Frozen Accounts

August 6, 2017
 
 

Frozen Accounts:

Sometimes a creditor will file suit and try to seize some of a consumer’s assets to pay off a debt. Creditors can freeze a consumer’s checking account if the court allows it. New York law provides guidelines on how creditors may freeze an account, how the debtor may free up those assets, and how much money can be frozen.

 

How it Works

New York and federal law establish procedures for freezing an account. The most important rule for debtors is that the bank may only freeze funds that were in the account when you filed. Any money deposited after that point is freely available. However, the sudden loss of access to an account can be a shock.

Creditors do not necessarily tell the debtor that an account is about to be frozen. In those cases, the consumer only becomes aware that the account has been frozen when they try to use the account. This can be a huge problem for an individual who needed the money to pay bills. To make frozen accounts more troublesome, the financial institution will generally freeze twice the amount of the judgment, further cutting into the debtor’s remaining assets.

The financial institution, not the creditor, would notify the debtor that an account has been frozen. If this happens to you, there are things you can do get access to your money. Working with a bankruptcy attorney might make it easier to get that account unfrozen or prevent an account from being frozen in the first place.

 

What You Can Do

Upon filing a Chapter 7 or Chapter 13 petition, the creditor may no longer withdraw funds from the frozen account. Filing for bankruptcy may also remove restrictions on the account. You should regain immediate access to the money in the account, though this is not always true.

If funds remain frozen after filing for bankruptcy, you can file to a motion to have the funds unfrozen. If the bankruptcy court orders it, the bank has to release the money in the account. This process can take a week though.

New York’s Exempt Income Protection Act also protects individual accounts that contain up to $2,100 from being frozen by a creditor. If your account had less than this amount when it was frozen you can ask for a release form at the bank.
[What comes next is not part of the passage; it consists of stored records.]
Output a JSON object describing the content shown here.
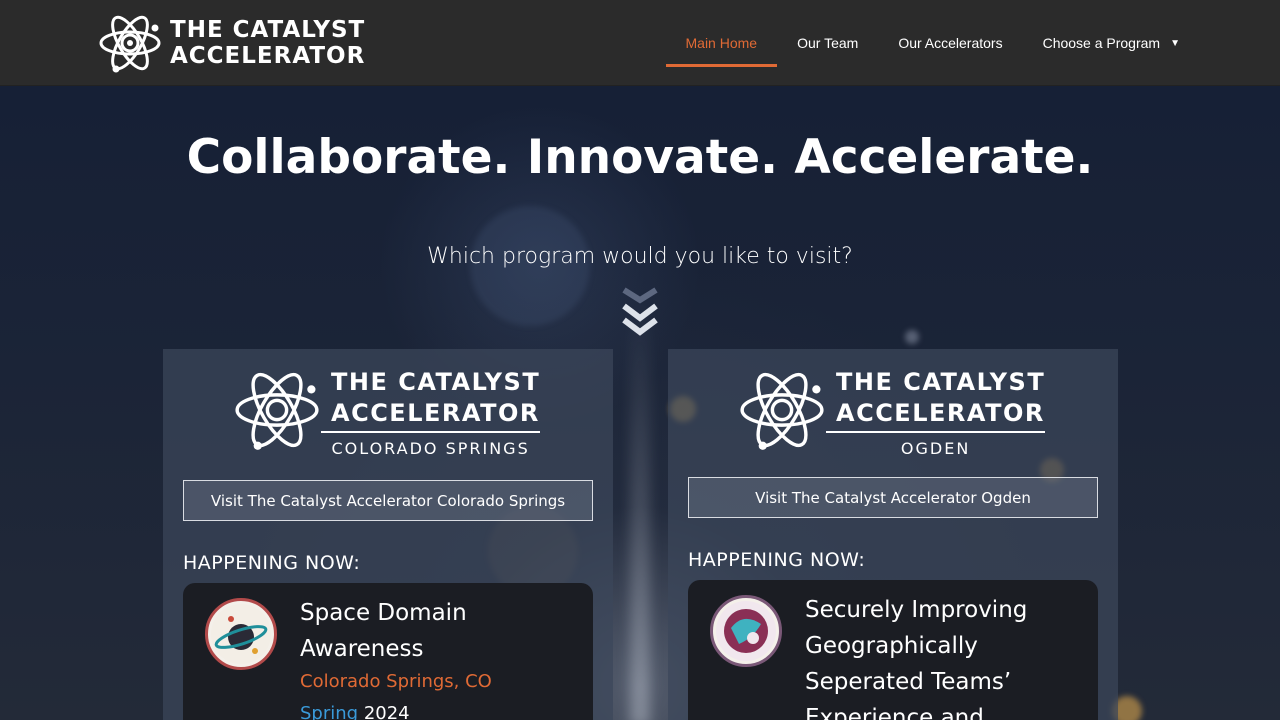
{
  "header": {
    "logo_line1": "THE CATALYST",
    "logo_line2": "ACCELERATOR",
    "nav": [
      {
        "label": "Main Home",
        "active": true
      },
      {
        "label": "Our Team"
      },
      {
        "label": "Our Accelerators"
      },
      {
        "label": "Choose a Program"
      }
    ]
  },
  "hero": {
    "title": "Collaborate. Innovate. Accelerate.",
    "subtitle": "Which program would you like to visit?"
  },
  "cards": {
    "cs": {
      "logo_line1": "THE CATALYST",
      "logo_line2": "ACCELERATOR",
      "location_tag": "COLORADO SPRINGS",
      "visit_label": "Visit The Catalyst Accelerator Colorado Springs",
      "happening_label": "HAPPENING NOW:",
      "program": {
        "title": "Space Domain Awareness",
        "location": "Colorado Springs, CO",
        "season": "Spring",
        "year": "2024"
      }
    },
    "og": {
      "logo_line1": "THE CATALYST",
      "logo_line2": "ACCELERATOR",
      "location_tag": "OGDEN",
      "visit_label": "Visit The Catalyst Accelerator Ogden",
      "happening_label": "HAPPENING NOW:",
      "program": {
        "title": "Securely Improving Geographically Seperated Teams’ Experience and"
      }
    }
  },
  "colors": {
    "accent": "#e06a35",
    "header_bg": "#2b2b2b",
    "season_blue": "#3a9ad9"
  },
  "icons": {
    "logo": "atom-icon",
    "scroll": "double-chevron-down-icon",
    "dropdown": "caret-down-icon"
  }
}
Just speak to a bank officer.

If you have questions about bank accounts that have been frozen, or have questions about how bankruptcy will affect your accounts, contact me to discuss your situation.

Attorney Katz can be reached at (800) 251-3529